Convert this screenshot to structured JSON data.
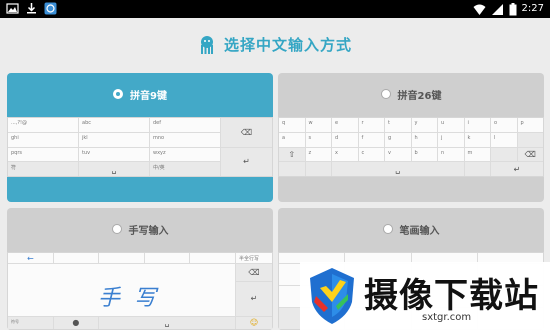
{
  "status_bar": {
    "time": "2:27"
  },
  "page": {
    "title": "选择中文输入方式"
  },
  "options": [
    {
      "label": "拼音9键",
      "selected": true
    },
    {
      "label": "拼音26键",
      "selected": false
    },
    {
      "label": "手写输入",
      "selected": false
    },
    {
      "label": "笔画输入",
      "selected": false
    }
  ],
  "nine_key": {
    "keys": [
      "...,?!@",
      "abc",
      "def",
      "ghi",
      "jkl",
      "mno",
      "pqrs",
      "tuv",
      "wxyz",
      "符",
      "",
      "中/英"
    ]
  },
  "twentysix_key": {
    "row1": [
      "q",
      "w",
      "e",
      "r",
      "t",
      "y",
      "u",
      "i",
      "o",
      "p"
    ],
    "row2": [
      "a",
      "s",
      "d",
      "f",
      "g",
      "h",
      "j",
      "k",
      "l"
    ],
    "row3": [
      "z",
      "x",
      "c",
      "v",
      "b",
      "n",
      "m"
    ]
  },
  "handwriting": {
    "sample_text": "手写",
    "mode_label": "半全行写",
    "sym_label": "符号"
  },
  "watermark": {
    "brand": "摄像下载站",
    "domain": "sxtgr.com"
  },
  "colors": {
    "accent": "#43a9c8",
    "heading": "#35a6c4",
    "status_bar": "#000000"
  }
}
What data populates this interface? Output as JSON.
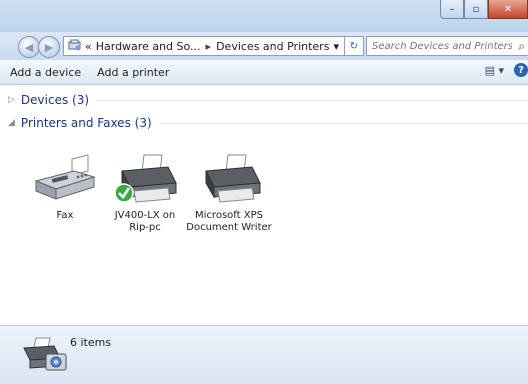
{
  "window": {
    "controls": {
      "minimize": "–",
      "maximize": "▫",
      "close": "✕"
    }
  },
  "address": {
    "overflow": "«",
    "crumbs": [
      "Hardware and So...",
      "Devices and Printers"
    ],
    "separator": "▸",
    "dropdown": "▾",
    "refresh": "↻",
    "search_placeholder": "Search Devices and Printers",
    "search_icon": "⌕"
  },
  "toolbar": {
    "add_device": "Add a device",
    "add_printer": "Add a printer",
    "views_icon": "▤ ▾",
    "help_icon": "?"
  },
  "groups": {
    "devices": {
      "arrow": "▷",
      "label": "Devices (3)"
    },
    "printers": {
      "arrow": "◢",
      "label": "Printers and Faxes (3)"
    }
  },
  "items": [
    {
      "label_line1": "Fax",
      "label_line2": ""
    },
    {
      "label_line1": "JV400-LX on",
      "label_line2": "Rip-pc"
    },
    {
      "label_line1": "Microsoft XPS",
      "label_line2": "Document Writer"
    }
  ],
  "details": {
    "count": "6 items"
  }
}
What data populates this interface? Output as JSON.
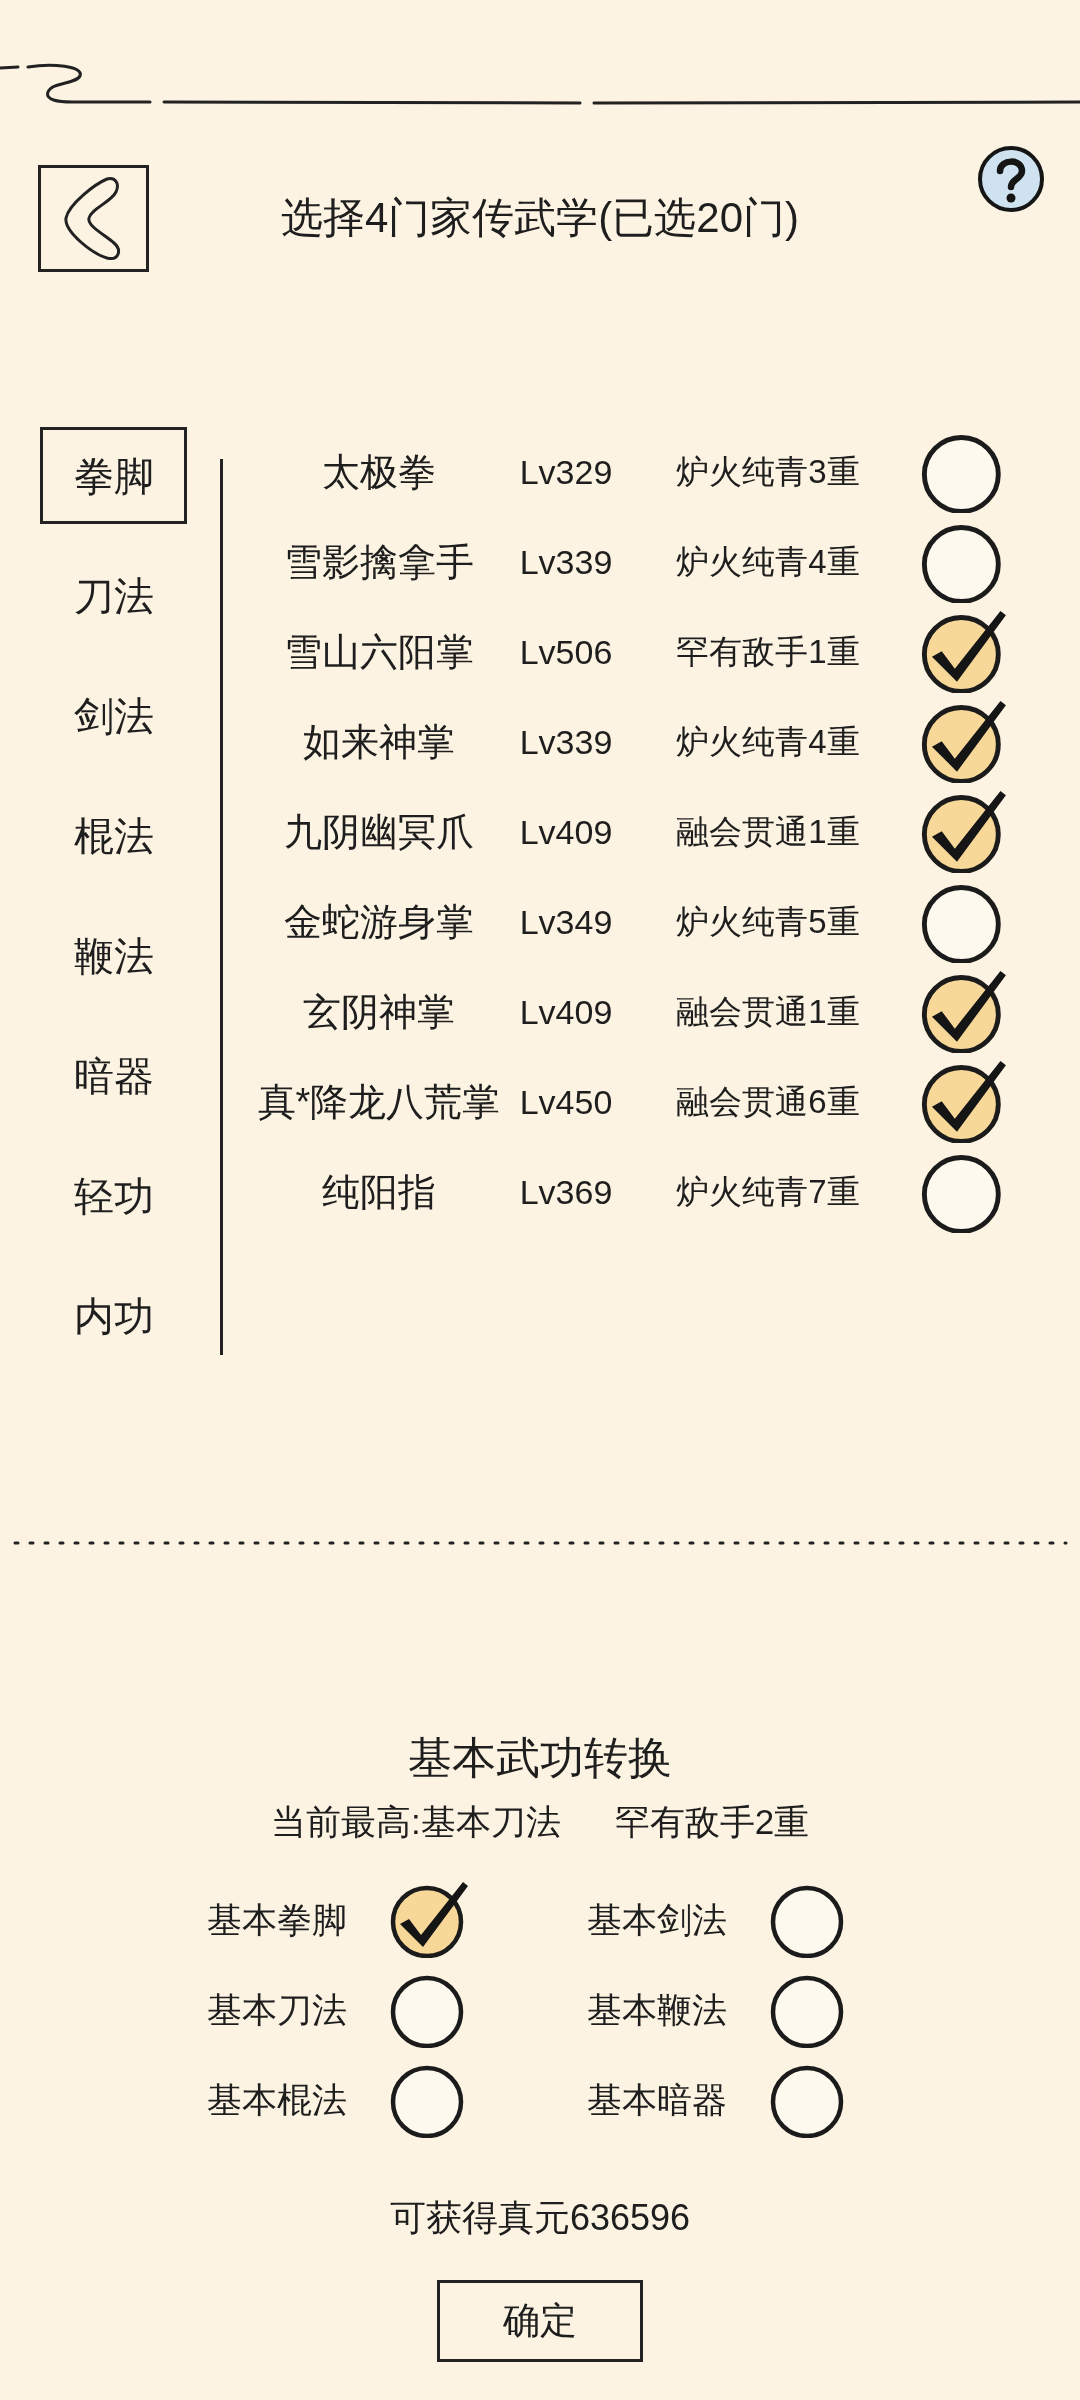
{
  "header": {
    "title": "选择4门家传武学(已选20门)"
  },
  "categories": [
    {
      "label": "拳脚",
      "selected": true
    },
    {
      "label": "刀法",
      "selected": false
    },
    {
      "label": "剑法",
      "selected": false
    },
    {
      "label": "棍法",
      "selected": false
    },
    {
      "label": "鞭法",
      "selected": false
    },
    {
      "label": "暗器",
      "selected": false
    },
    {
      "label": "轻功",
      "selected": false
    },
    {
      "label": "内功",
      "selected": false
    }
  ],
  "skills": [
    {
      "name": "太极拳",
      "level_text": "Lv329",
      "realm": "炉火纯青3重",
      "checked": false
    },
    {
      "name": "雪影擒拿手",
      "level_text": "Lv339",
      "realm": "炉火纯青4重",
      "checked": false
    },
    {
      "name": "雪山六阳掌",
      "level_text": "Lv506",
      "realm": "罕有敌手1重",
      "checked": true
    },
    {
      "name": "如来神掌",
      "level_text": "Lv339",
      "realm": "炉火纯青4重",
      "checked": true
    },
    {
      "name": "九阴幽冥爪",
      "level_text": "Lv409",
      "realm": "融会贯通1重",
      "checked": true
    },
    {
      "name": "金蛇游身掌",
      "level_text": "Lv349",
      "realm": "炉火纯青5重",
      "checked": false
    },
    {
      "name": "玄阴神掌",
      "level_text": "Lv409",
      "realm": "融会贯通1重",
      "checked": true
    },
    {
      "name": "真*降龙八荒掌",
      "level_text": "Lv450",
      "realm": "融会贯通6重",
      "checked": true
    },
    {
      "name": "纯阳指",
      "level_text": "Lv369",
      "realm": "炉火纯青7重",
      "checked": false
    }
  ],
  "conversion": {
    "title": "基本武功转换",
    "current_best": "当前最高:基本刀法",
    "current_realm": "罕有敌手2重",
    "options": [
      {
        "label": "基本拳脚",
        "checked": true
      },
      {
        "label": "基本剑法",
        "checked": false
      },
      {
        "label": "基本刀法",
        "checked": false
      },
      {
        "label": "基本鞭法",
        "checked": false
      },
      {
        "label": "基本棍法",
        "checked": false
      },
      {
        "label": "基本暗器",
        "checked": false
      }
    ],
    "reward": "可获得真元636596"
  },
  "confirm_button": {
    "label": "确定"
  }
}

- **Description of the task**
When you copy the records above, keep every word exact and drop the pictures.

- **Task result**
Convert this screenshot to structured JSON data.
{
  "status_bar": {
    "time": "2:27"
  },
  "page": {
    "title": "选择中文输入方式"
  },
  "options": [
    {
      "label": "拼音9键",
      "selected": true
    },
    {
      "label": "拼音26键",
      "selected": false
    },
    {
      "label": "手写输入",
      "selected": false
    },
    {
      "label": "笔画输入",
      "selected": false
    }
  ],
  "nine_key": {
    "keys": [
      "...,?!@",
      "abc",
      "def",
      "ghi",
      "jkl",
      "mno",
      "pqrs",
      "tuv",
      "wxyz",
      "符",
      "",
      "中/英"
    ]
  },
  "twentysix_key": {
    "row1": [
      "q",
      "w",
      "e",
      "r",
      "t",
      "y",
      "u",
      "i",
      "o",
      "p"
    ],
    "row2": [
      "a",
      "s",
      "d",
      "f",
      "g",
      "h",
      "j",
      "k",
      "l"
    ],
    "row3": [
      "z",
      "x",
      "c",
      "v",
      "b",
      "n",
      "m"
    ]
  },
  "handwriting": {
    "sample_text": "手写",
    "mode_label": "半全行写",
    "sym_label": "符号"
  },
  "watermark": {
    "brand": "摄像下载站",
    "domain": "sxtgr.com"
  },
  "colors": {
    "accent": "#43a9c8",
    "heading": "#35a6c4",
    "status_bar": "#000000"
  }
}
What data populates this interface? Output as JSON.
{
  "window": {
    "controls": {
      "minimize": "–",
      "maximize": "▫",
      "close": "✕"
    }
  },
  "address": {
    "overflow": "«",
    "crumbs": [
      "Hardware and So...",
      "Devices and Printers"
    ],
    "separator": "▸",
    "dropdown": "▾",
    "refresh": "↻",
    "search_placeholder": "Search Devices and Printers",
    "search_icon": "⌕"
  },
  "toolbar": {
    "add_device": "Add a device",
    "add_printer": "Add a printer",
    "views_icon": "▤ ▾",
    "help_icon": "?"
  },
  "groups": {
    "devices": {
      "arrow": "▷",
      "label": "Devices (3)"
    },
    "printers": {
      "arrow": "◢",
      "label": "Printers and Faxes (3)"
    }
  },
  "items": [
    {
      "label_line1": "Fax",
      "label_line2": ""
    },
    {
      "label_line1": "JV400-LX on",
      "label_line2": "Rip-pc"
    },
    {
      "label_line1": "Microsoft XPS",
      "label_line2": "Document Writer"
    }
  ],
  "details": {
    "count": "6 items"
  }
}
What data populates this interface? Output as JSON.
{
  "header": {
    "title": "选择4门家传武学(已选20门)"
  },
  "categories": [
    {
      "label": "拳脚",
      "selected": true
    },
    {
      "label": "刀法",
      "selected": false
    },
    {
      "label": "剑法",
      "selected": false
    },
    {
      "label": "棍法",
      "selected": false
    },
    {
      "label": "鞭法",
      "selected": false
    },
    {
      "label": "暗器",
      "selected": false
    },
    {
      "label": "轻功",
      "selected": false
    },
    {
      "label": "内功",
      "selected": false
    }
  ],
  "skills": [
    {
      "name": "太极拳",
      "level_text": "Lv329",
      "realm": "炉火纯青3重",
      "checked": false
    },
    {
      "name": "雪影擒拿手",
      "level_text": "Lv339",
      "realm": "炉火纯青4重",
      "checked": false
    },
    {
      "name": "雪山六阳掌",
      "level_text": "Lv506",
      "realm": "罕有敌手1重",
      "checked": true
    },
    {
      "name": "如来神掌",
      "level_text": "Lv339",
      "realm": "炉火纯青4重",
      "checked": true
    },
    {
      "name": "九阴幽冥爪",
      "level_text": "Lv409",
      "realm": "融会贯通1重",
      "checked": true
    },
    {
      "name": "金蛇游身掌",
      "level_text": "Lv349",
      "realm": "炉火纯青5重",
      "checked": false
    },
    {
      "name": "玄阴神掌",
      "level_text": "Lv409",
      "realm": "融会贯通1重",
      "checked": true
    },
    {
      "name": "真*降龙八荒掌",
      "level_text": "Lv450",
      "realm": "融会贯通6重",
      "checked": true
    },
    {
      "name": "纯阳指",
      "level_text": "Lv369",
      "realm": "炉火纯青7重",
      "checked": false
    }
  ],
  "conversion": {
    "title": "基本武功转换",
    "current_best": "当前最高:基本刀法",
    "current_realm": "罕有敌手2重",
    "options": [
      {
        "label": "基本拳脚",
        "checked": true
      },
      {
        "label": "基本剑法",
        "checked": false
      },
      {
        "label": "基本刀法",
        "checked": false
      },
      {
        "label": "基本鞭法",
        "checked": false
      },
      {
        "label": "基本棍法",
        "checked": false
      },
      {
        "label": "基本暗器",
        "checked": false
      }
    ],
    "reward": "可获得真元636596"
  },
  "confirm_button": {
    "label": "确定"
  }
}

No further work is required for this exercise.